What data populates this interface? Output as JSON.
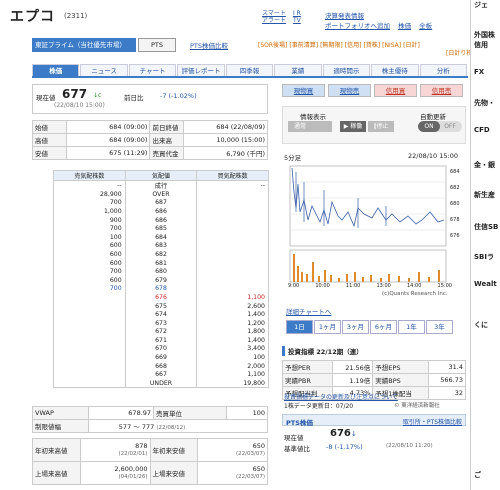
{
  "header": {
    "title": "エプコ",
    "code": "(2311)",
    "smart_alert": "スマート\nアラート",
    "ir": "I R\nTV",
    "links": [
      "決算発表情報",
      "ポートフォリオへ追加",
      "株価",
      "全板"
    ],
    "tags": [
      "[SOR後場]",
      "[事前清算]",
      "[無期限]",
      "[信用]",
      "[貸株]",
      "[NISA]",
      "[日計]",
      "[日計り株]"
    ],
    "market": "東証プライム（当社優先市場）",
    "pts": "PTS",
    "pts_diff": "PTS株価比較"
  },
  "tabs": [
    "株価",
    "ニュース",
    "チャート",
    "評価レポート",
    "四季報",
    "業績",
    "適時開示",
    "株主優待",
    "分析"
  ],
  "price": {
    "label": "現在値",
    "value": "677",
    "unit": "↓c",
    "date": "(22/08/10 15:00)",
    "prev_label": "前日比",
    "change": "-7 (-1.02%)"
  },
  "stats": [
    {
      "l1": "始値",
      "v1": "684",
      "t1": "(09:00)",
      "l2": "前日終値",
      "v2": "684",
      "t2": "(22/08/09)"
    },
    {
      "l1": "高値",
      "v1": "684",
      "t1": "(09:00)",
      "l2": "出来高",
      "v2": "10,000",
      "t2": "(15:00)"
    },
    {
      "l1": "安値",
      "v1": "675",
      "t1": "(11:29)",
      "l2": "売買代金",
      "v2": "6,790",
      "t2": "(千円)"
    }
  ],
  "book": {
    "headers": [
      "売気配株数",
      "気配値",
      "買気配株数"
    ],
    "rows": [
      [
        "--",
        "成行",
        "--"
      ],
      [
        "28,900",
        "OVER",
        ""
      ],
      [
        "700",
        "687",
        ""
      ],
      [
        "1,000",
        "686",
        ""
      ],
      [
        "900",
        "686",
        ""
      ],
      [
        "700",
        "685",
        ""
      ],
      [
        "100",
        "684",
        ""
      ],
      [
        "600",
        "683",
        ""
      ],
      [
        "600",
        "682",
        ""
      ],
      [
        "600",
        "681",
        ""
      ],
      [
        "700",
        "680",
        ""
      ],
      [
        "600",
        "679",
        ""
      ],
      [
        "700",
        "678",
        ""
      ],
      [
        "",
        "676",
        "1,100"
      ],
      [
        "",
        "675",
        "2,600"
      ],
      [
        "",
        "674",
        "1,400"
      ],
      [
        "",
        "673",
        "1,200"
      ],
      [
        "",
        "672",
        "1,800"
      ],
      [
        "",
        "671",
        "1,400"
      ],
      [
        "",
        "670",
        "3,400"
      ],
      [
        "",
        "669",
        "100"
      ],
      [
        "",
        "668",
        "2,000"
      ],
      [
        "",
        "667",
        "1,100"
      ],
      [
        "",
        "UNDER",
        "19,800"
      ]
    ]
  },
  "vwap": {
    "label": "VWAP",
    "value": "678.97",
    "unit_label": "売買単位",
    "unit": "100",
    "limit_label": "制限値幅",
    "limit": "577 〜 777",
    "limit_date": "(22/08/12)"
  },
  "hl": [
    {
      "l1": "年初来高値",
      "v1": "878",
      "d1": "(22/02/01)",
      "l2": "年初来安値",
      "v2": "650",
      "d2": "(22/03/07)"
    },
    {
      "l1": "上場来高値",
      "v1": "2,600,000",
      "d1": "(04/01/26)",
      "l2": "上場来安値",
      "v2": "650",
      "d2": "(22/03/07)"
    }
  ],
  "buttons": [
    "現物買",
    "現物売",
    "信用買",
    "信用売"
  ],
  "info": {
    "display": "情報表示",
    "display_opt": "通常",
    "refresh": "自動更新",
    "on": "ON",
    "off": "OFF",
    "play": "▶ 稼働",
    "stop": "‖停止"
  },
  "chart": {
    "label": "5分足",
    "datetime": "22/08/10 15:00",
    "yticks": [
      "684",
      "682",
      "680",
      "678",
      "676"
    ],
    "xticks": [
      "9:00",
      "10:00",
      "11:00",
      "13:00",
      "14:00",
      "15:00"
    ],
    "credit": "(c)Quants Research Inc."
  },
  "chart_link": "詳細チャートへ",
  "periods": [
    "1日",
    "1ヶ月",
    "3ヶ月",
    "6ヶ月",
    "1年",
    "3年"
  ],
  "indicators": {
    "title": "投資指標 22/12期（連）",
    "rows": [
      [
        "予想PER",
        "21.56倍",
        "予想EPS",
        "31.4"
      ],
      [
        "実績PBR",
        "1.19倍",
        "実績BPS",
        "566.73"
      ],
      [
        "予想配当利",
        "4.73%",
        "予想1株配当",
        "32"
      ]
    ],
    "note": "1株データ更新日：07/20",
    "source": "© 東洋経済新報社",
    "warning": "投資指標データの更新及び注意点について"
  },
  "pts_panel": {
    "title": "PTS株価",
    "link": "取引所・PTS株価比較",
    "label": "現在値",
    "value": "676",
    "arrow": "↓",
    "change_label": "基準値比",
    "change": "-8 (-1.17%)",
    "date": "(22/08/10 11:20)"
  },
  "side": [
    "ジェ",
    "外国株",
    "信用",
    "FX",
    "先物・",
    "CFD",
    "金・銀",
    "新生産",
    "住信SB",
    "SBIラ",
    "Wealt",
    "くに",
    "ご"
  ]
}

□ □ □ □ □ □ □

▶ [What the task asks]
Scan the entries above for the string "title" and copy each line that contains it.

▶ [Result for this exercise]
    "title": "エプコ",
    "title": "投資指標 22/12期（連）",
    "title": "PTS株価",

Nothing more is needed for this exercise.